Dataset rows describing interfaces:

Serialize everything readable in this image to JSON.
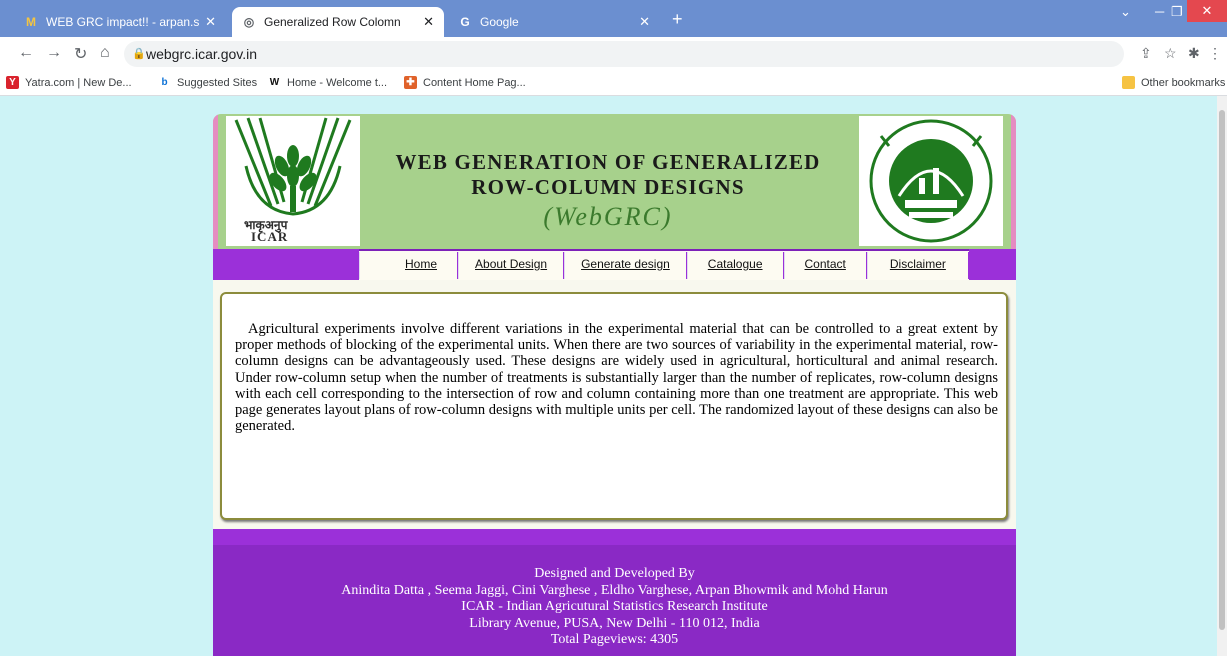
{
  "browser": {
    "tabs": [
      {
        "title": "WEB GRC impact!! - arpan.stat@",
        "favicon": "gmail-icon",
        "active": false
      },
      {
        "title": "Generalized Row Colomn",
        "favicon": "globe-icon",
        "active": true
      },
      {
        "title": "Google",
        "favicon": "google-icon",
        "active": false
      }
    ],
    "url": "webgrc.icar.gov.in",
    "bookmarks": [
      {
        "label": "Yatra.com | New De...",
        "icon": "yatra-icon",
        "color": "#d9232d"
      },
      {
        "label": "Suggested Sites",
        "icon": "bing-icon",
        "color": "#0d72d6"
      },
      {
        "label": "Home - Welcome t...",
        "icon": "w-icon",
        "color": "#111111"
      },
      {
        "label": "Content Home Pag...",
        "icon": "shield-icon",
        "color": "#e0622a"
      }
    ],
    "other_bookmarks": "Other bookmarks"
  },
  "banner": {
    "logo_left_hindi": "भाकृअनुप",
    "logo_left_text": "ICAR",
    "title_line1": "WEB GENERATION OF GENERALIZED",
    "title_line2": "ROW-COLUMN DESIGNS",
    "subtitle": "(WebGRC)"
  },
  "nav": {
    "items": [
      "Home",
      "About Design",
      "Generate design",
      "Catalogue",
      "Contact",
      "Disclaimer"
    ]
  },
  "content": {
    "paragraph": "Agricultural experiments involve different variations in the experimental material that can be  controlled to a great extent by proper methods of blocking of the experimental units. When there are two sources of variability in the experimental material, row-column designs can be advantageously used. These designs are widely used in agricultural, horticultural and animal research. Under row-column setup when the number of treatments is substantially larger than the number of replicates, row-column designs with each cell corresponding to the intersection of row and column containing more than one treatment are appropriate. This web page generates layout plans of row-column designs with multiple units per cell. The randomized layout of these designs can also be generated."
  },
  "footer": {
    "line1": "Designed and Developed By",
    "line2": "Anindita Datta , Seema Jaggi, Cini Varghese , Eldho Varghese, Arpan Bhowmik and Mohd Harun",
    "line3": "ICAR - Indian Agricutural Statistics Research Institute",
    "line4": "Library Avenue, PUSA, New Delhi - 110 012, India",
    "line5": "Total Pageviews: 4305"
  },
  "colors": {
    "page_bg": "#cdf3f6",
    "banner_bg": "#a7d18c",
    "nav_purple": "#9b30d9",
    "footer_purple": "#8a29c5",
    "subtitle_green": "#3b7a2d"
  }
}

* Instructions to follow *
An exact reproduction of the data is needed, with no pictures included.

* Final answer *
Serialize everything readable in this image to JSON.
{
  "browser": {
    "tabs": [
      {
        "title": "WEB GRC impact!! - arpan.stat@",
        "favicon": "gmail-icon",
        "active": false
      },
      {
        "title": "Generalized Row Colomn",
        "favicon": "globe-icon",
        "active": true
      },
      {
        "title": "Google",
        "favicon": "google-icon",
        "active": false
      }
    ],
    "url": "webgrc.icar.gov.in",
    "bookmarks": [
      {
        "label": "Yatra.com | New De...",
        "icon": "yatra-icon",
        "color": "#d9232d"
      },
      {
        "label": "Suggested Sites",
        "icon": "bing-icon",
        "color": "#0d72d6"
      },
      {
        "label": "Home - Welcome t...",
        "icon": "w-icon",
        "color": "#111111"
      },
      {
        "label": "Content Home Pag...",
        "icon": "shield-icon",
        "color": "#e0622a"
      }
    ],
    "other_bookmarks": "Other bookmarks"
  },
  "banner": {
    "logo_left_hindi": "भाकृअनुप",
    "logo_left_text": "ICAR",
    "title_line1": "WEB GENERATION OF GENERALIZED",
    "title_line2": "ROW-COLUMN DESIGNS",
    "subtitle": "(WebGRC)"
  },
  "nav": {
    "items": [
      "Home",
      "About Design",
      "Generate design",
      "Catalogue",
      "Contact",
      "Disclaimer"
    ]
  },
  "content": {
    "paragraph": "Agricultural experiments involve different variations in the experimental material that can be  controlled to a great extent by proper methods of blocking of the experimental units. When there are two sources of variability in the experimental material, row-column designs can be advantageously used. These designs are widely used in agricultural, horticultural and animal research. Under row-column setup when the number of treatments is substantially larger than the number of replicates, row-column designs with each cell corresponding to the intersection of row and column containing more than one treatment are appropriate. This web page generates layout plans of row-column designs with multiple units per cell. The randomized layout of these designs can also be generated."
  },
  "footer": {
    "line1": "Designed and Developed By",
    "line2": "Anindita Datta , Seema Jaggi, Cini Varghese , Eldho Varghese, Arpan Bhowmik and Mohd Harun",
    "line3": "ICAR - Indian Agricutural Statistics Research Institute",
    "line4": "Library Avenue, PUSA, New Delhi - 110 012, India",
    "line5": "Total Pageviews: 4305"
  },
  "colors": {
    "page_bg": "#cdf3f6",
    "banner_bg": "#a7d18c",
    "nav_purple": "#9b30d9",
    "footer_purple": "#8a29c5",
    "subtitle_green": "#3b7a2d"
  }
}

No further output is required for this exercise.